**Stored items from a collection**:
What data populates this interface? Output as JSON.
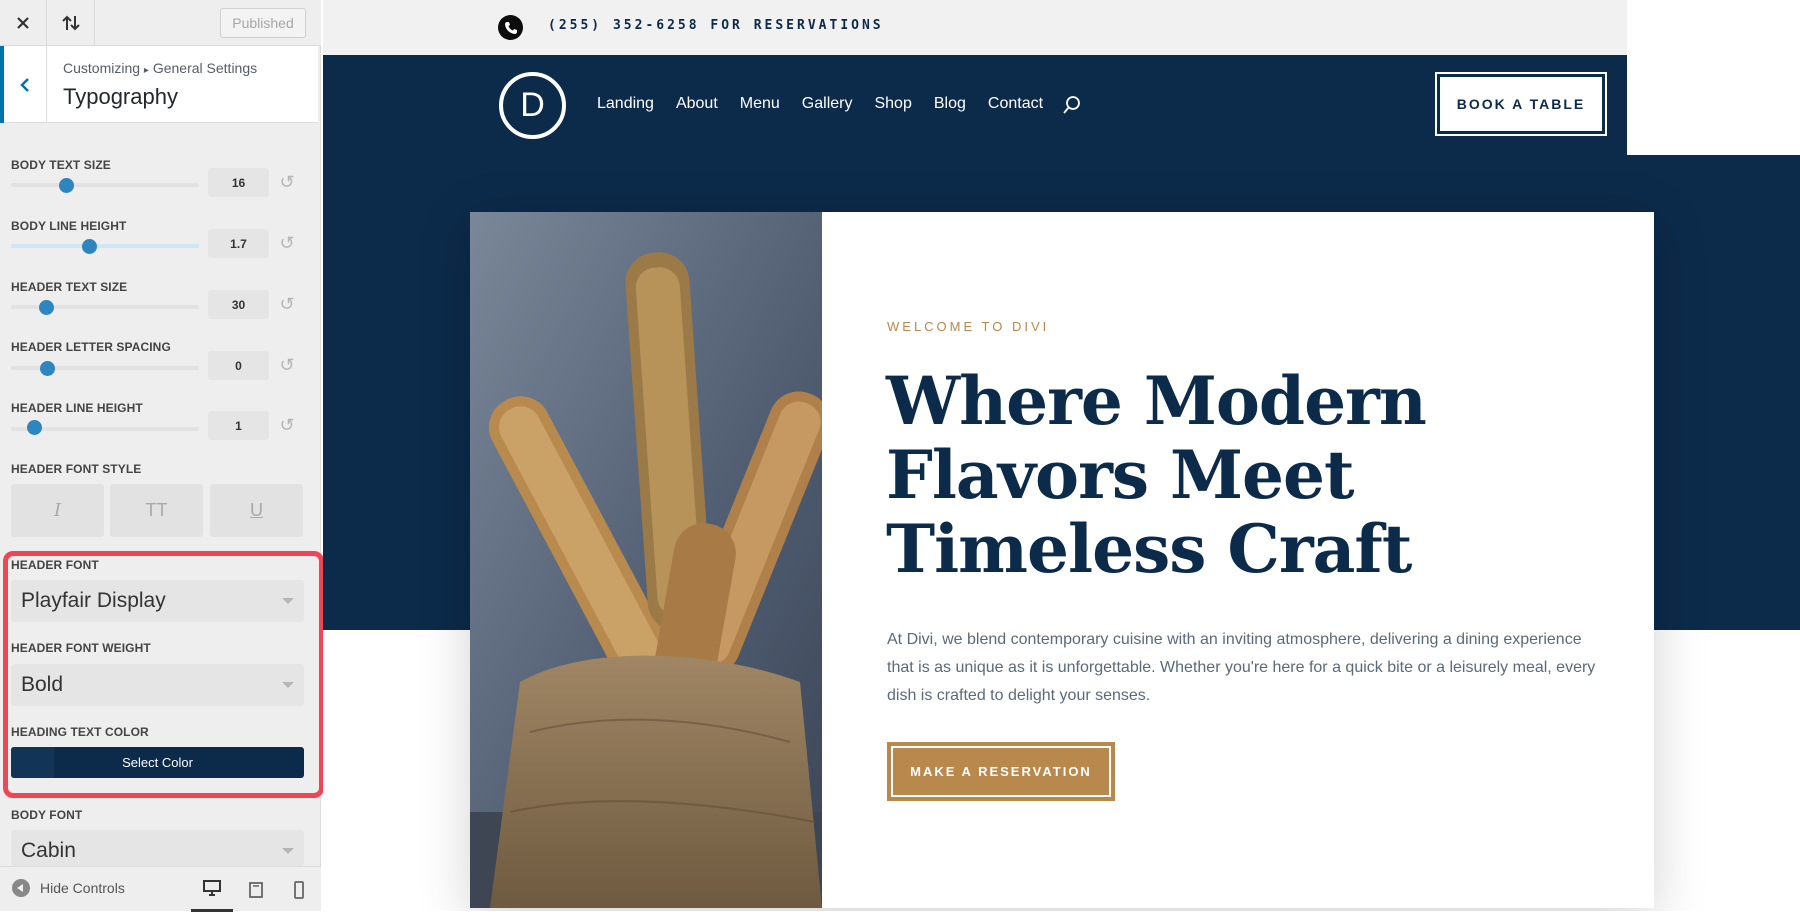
{
  "customizer": {
    "top_bar": {
      "close_icon": "close-icon",
      "sort_icon": "arrows-up-down-icon",
      "published_label": "Published"
    },
    "section": {
      "breadcrumb_root": "Customizing",
      "breadcrumb_parent": "General Settings",
      "title": "Typography"
    },
    "sliders": [
      {
        "label": "BODY TEXT SIZE",
        "value": "16"
      },
      {
        "label": "BODY LINE HEIGHT",
        "value": "1.7"
      },
      {
        "label": "HEADER TEXT SIZE",
        "value": "30"
      },
      {
        "label": "HEADER LETTER SPACING",
        "value": "0"
      },
      {
        "label": "HEADER LINE HEIGHT",
        "value": "1"
      }
    ],
    "header_font_style": {
      "label": "HEADER FONT STYLE",
      "buttons": [
        {
          "name": "italic",
          "glyph": "I"
        },
        {
          "name": "uppercase",
          "glyph": "TT"
        },
        {
          "name": "underline",
          "glyph": "U"
        }
      ]
    },
    "header_font": {
      "label": "HEADER FONT",
      "value": "Playfair Display"
    },
    "header_font_weight": {
      "label": "HEADER FONT WEIGHT",
      "value": "Bold"
    },
    "heading_text_color": {
      "label": "HEADING TEXT COLOR",
      "button_label": "Select Color",
      "color": "#0c2a4a"
    },
    "body_font": {
      "label": "BODY FONT",
      "value": "Cabin"
    },
    "footer": {
      "hide_controls_label": "Hide Controls"
    },
    "highlight_color": "#ef4655"
  },
  "site": {
    "phone_text": "(255) 352-6258 FOR RESERVATIONS",
    "logo_letter": "D",
    "nav": [
      "Landing",
      "About",
      "Menu",
      "Gallery",
      "Shop",
      "Blog",
      "Contact"
    ],
    "book_button": "BOOK A TABLE",
    "hero": {
      "eyebrow": "WELCOME TO DIVI",
      "headline": "Where Modern Flavors Meet Timeless Craft",
      "body": "At Divi, we blend contemporary cuisine with an inviting atmosphere, delivering a dining experience that is as unique as it is unforgettable. Whether you're here for a quick bite or a leisurely meal, every dish is crafted to delight your senses.",
      "cta": "MAKE A RESERVATION"
    },
    "colors": {
      "navy": "#0c2a4a",
      "gold": "#b8884c"
    }
  }
}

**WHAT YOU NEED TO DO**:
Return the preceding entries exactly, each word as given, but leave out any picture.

**OUTPUT OF THE EXERCISE**:
What data populates this interface? Output as JSON.
{
  "customizer": {
    "top_bar": {
      "close_icon": "close-icon",
      "sort_icon": "arrows-up-down-icon",
      "published_label": "Published"
    },
    "section": {
      "breadcrumb_root": "Customizing",
      "breadcrumb_parent": "General Settings",
      "title": "Typography"
    },
    "sliders": [
      {
        "label": "BODY TEXT SIZE",
        "value": "16"
      },
      {
        "label": "BODY LINE HEIGHT",
        "value": "1.7"
      },
      {
        "label": "HEADER TEXT SIZE",
        "value": "30"
      },
      {
        "label": "HEADER LETTER SPACING",
        "value": "0"
      },
      {
        "label": "HEADER LINE HEIGHT",
        "value": "1"
      }
    ],
    "header_font_style": {
      "label": "HEADER FONT STYLE",
      "buttons": [
        {
          "name": "italic",
          "glyph": "I"
        },
        {
          "name": "uppercase",
          "glyph": "TT"
        },
        {
          "name": "underline",
          "glyph": "U"
        }
      ]
    },
    "header_font": {
      "label": "HEADER FONT",
      "value": "Playfair Display"
    },
    "header_font_weight": {
      "label": "HEADER FONT WEIGHT",
      "value": "Bold"
    },
    "heading_text_color": {
      "label": "HEADING TEXT COLOR",
      "button_label": "Select Color",
      "color": "#0c2a4a"
    },
    "body_font": {
      "label": "BODY FONT",
      "value": "Cabin"
    },
    "footer": {
      "hide_controls_label": "Hide Controls"
    },
    "highlight_color": "#ef4655"
  },
  "site": {
    "phone_text": "(255) 352-6258 FOR RESERVATIONS",
    "logo_letter": "D",
    "nav": [
      "Landing",
      "About",
      "Menu",
      "Gallery",
      "Shop",
      "Blog",
      "Contact"
    ],
    "book_button": "BOOK A TABLE",
    "hero": {
      "eyebrow": "WELCOME TO DIVI",
      "headline": "Where Modern Flavors Meet Timeless Craft",
      "body": "At Divi, we blend contemporary cuisine with an inviting atmosphere, delivering a dining experience that is as unique as it is unforgettable. Whether you're here for a quick bite or a leisurely meal, every dish is crafted to delight your senses.",
      "cta": "MAKE A RESERVATION"
    },
    "colors": {
      "navy": "#0c2a4a",
      "gold": "#b8884c"
    }
  }
}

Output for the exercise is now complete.